MATERIAL FOR THE TASK:

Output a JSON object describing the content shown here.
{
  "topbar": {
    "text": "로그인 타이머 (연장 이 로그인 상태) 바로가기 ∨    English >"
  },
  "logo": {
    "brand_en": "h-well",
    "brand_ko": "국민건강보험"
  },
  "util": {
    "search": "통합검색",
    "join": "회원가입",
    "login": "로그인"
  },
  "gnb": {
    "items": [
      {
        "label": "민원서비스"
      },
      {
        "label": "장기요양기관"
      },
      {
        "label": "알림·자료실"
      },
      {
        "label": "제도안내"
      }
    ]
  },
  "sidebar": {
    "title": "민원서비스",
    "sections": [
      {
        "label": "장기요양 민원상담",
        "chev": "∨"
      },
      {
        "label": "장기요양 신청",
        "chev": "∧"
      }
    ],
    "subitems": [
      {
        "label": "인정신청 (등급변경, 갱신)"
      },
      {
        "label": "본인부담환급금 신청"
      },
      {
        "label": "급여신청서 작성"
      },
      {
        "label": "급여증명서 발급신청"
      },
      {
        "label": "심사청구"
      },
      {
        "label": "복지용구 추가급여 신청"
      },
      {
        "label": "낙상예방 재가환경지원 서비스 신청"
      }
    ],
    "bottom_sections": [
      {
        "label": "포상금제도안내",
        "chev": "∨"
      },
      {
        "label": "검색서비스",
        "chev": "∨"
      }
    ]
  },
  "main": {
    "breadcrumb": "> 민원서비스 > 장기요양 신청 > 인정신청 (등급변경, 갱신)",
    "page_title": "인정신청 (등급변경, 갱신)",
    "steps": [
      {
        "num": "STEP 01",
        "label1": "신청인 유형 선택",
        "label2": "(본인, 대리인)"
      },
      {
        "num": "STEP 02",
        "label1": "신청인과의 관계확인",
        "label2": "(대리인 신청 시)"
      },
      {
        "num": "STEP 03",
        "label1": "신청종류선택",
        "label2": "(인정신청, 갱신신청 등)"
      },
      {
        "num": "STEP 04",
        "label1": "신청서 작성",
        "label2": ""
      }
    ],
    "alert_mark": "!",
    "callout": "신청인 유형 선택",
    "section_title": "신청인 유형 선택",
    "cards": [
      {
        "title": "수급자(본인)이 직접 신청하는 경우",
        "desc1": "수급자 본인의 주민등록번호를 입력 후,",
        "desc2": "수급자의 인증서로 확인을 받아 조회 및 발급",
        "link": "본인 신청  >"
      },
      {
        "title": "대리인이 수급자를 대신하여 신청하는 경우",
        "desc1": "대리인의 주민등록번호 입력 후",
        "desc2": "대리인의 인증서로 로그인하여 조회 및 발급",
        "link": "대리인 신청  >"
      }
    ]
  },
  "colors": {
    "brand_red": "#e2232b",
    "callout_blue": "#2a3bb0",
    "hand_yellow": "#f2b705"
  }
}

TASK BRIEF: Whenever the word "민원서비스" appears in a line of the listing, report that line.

EXERCISE RESPONSE:
        "label": "민원서비스"
    "title": "민원서비스",
    "breadcrumb": "> 민원서비스 > 장기요양 신청 > 인정신청 (등급변경, 갱신)",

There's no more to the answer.